35. Similarly, in Umesh Chandra Shukla v. Union of India (1985(3) SCC 721) it was observed that the Selection Committee does not possess any inherent power to lay down its own standards in addition to what is prescribed under the Rules. Both these decisions were followed in Durgacharan Misra v. State of Orissa (1987(4) SCC 646) and the limitations of the Selection Committee were pointed out that it had no jurisdiction to prescribe the minimum marks which a candidate had to secure at the viva voce.

36. It may be pointed out that rule-making function under Article 309 is legislative and not executive as was laid down by this Court in B.S. Yadav v. State of Haryana (1980 Supp SCC 524). For this reason also, the Selection Committee or the Selection Board cannot be held to have jurisdiction to lay down any standard or basis for selection as it would amount to legislating a rule of selection."

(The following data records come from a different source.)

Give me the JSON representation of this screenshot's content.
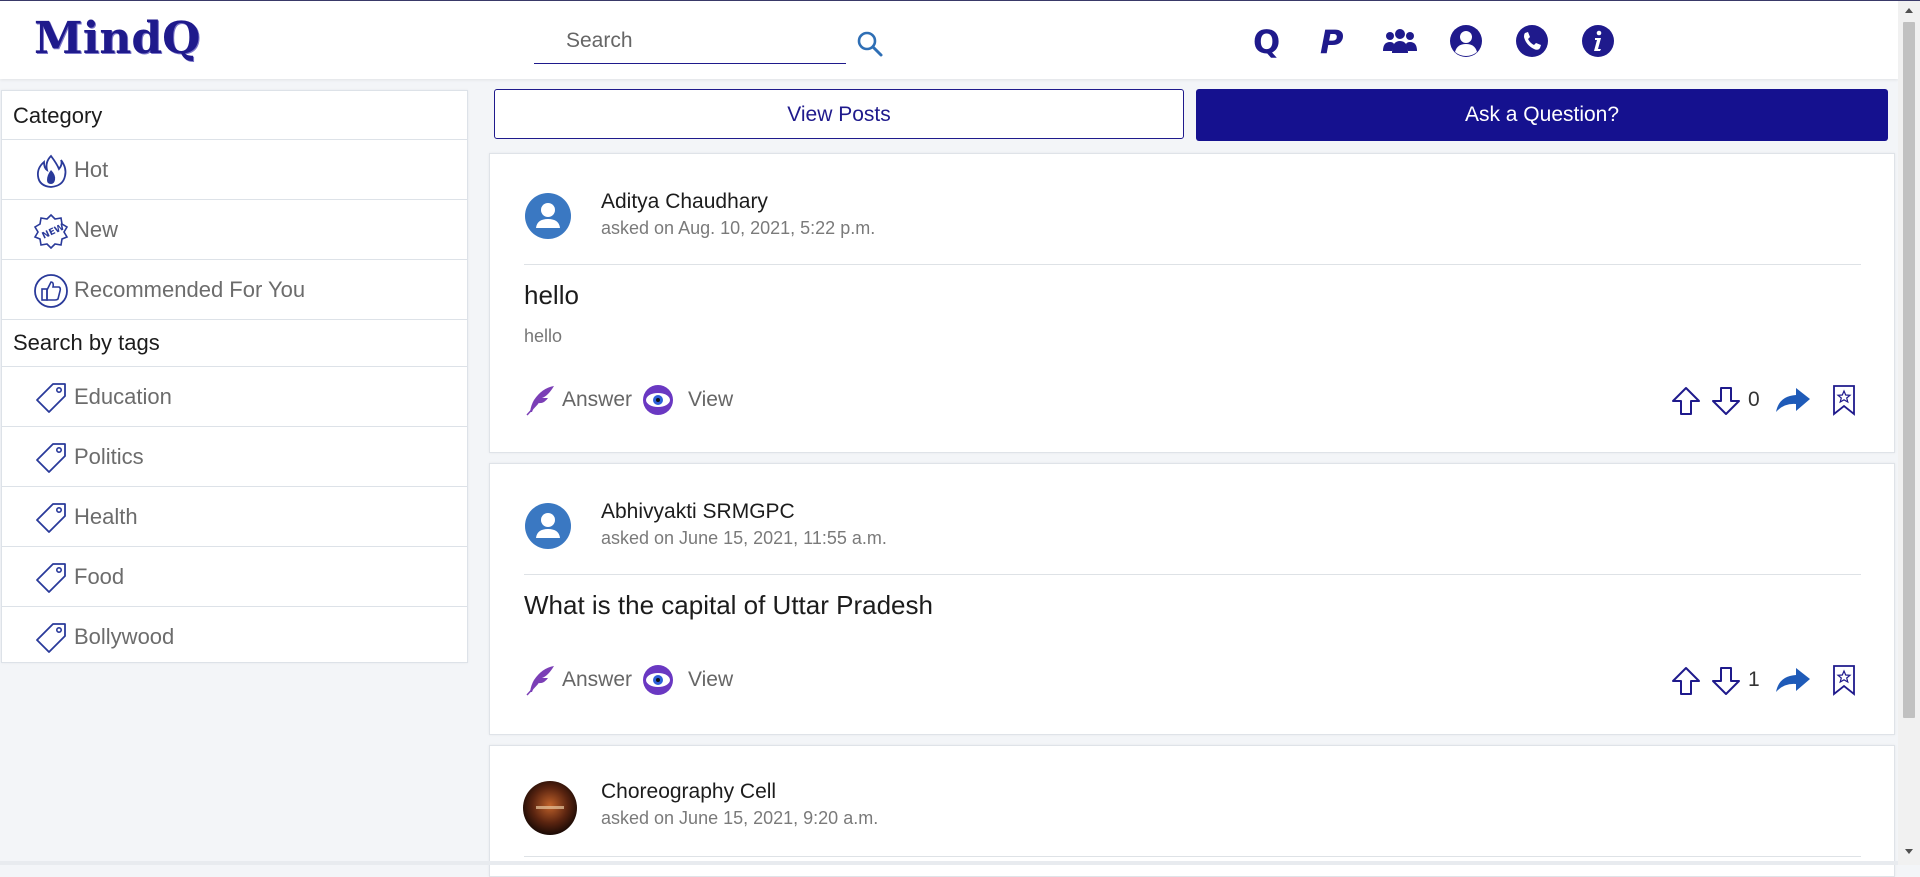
{
  "header": {
    "logo": "MindQ",
    "search_placeholder": "Search",
    "nav_icons": [
      "questions-q-icon",
      "posts-p-icon",
      "groups-icon",
      "profile-icon",
      "contact-phone-icon",
      "info-icon"
    ]
  },
  "sidebar": {
    "category_title": "Category",
    "categories": [
      {
        "label": "Hot",
        "icon": "fire-icon"
      },
      {
        "label": "New",
        "icon": "new-badge-icon"
      },
      {
        "label": "Recommended For You",
        "icon": "thumbs-up-icon"
      }
    ],
    "tags_title": "Search by tags",
    "tags": [
      {
        "label": "Education",
        "icon": "tag-icon"
      },
      {
        "label": "Politics",
        "icon": "tag-icon"
      },
      {
        "label": "Health",
        "icon": "tag-icon"
      },
      {
        "label": "Food",
        "icon": "tag-icon"
      },
      {
        "label": "Bollywood",
        "icon": "tag-icon"
      }
    ]
  },
  "main": {
    "view_posts_label": "View Posts",
    "ask_label": "Ask a Question?",
    "posts": [
      {
        "author": "Aditya Chaudhary",
        "asked": "asked on Aug. 10, 2021, 5:22 p.m.",
        "title": "hello",
        "body": "hello",
        "answer_label": "Answer",
        "view_label": "View",
        "votes": "0"
      },
      {
        "author": "Abhivyakti SRMGPC",
        "asked": "asked on June 15, 2021, 11:55 a.m.",
        "title": "What is the capital of Uttar Pradesh",
        "body": "",
        "answer_label": "Answer",
        "view_label": "View",
        "votes": "1"
      },
      {
        "author": "Choreography Cell",
        "asked": "asked on June 15, 2021, 9:20 a.m."
      }
    ]
  },
  "colors": {
    "brand": "#1f1a8c",
    "button": "#15118f",
    "accent_blue": "#2f6fb5"
  }
}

The Commission has been given right to freeze any ranking list. The selection from the ranking list from amongst the posts advertised was limited to the cases where the selected candidates had relinquished the selection or who had not joined the duties within the given time and also new requisitions sent by the appointing authority. The Commission did not think it appropriate to make appointment from the new requisitions. The fact that the Commission had directed that fresh advertisements were to be made is clearly indicative of the fact that the Commission did not want the new requisitions were to be filled up by appointing from the ranking list in force. The Tribunal and the High Court were therefore not justified in holding by referring to the amended rule that the fall out vacancies were to be filled up from the ranking list. The fall out vacancies in terms of the amended notification were to be notified in the next recruitment. Case of the applicant all through has been that her claim was relatable to the 14 vacancies indented on 14.4.1997 and in particular the open category. It is not her case that Commission had directed fresh advertisement though it had not freezed the rank list. It is not disputed that there cannot be direction for fresh advertisement unless the rank list is freezed.

The materials placed on record clearly show that before directing fresh advertisement, the Commission had in fact for reasons recorded directed freezing. Unfortunately, the Tribunal did not grant adequate time to the Commission to produce relevant records and the High Court proceeded on erroneous premises that the amended rules applied. Therefore, looked at from any angle, the High Court's judgment affirming Tribunal's judgment cannot be maintained. The same is set aside. The appeal is allowed with no order as to costs.



Client Area | Advocate Area | Blogs | About Us | User Agreement | Privacy Policy | Advertise | Media Coverage | Contact Us | Site Map
powered and driven by neosys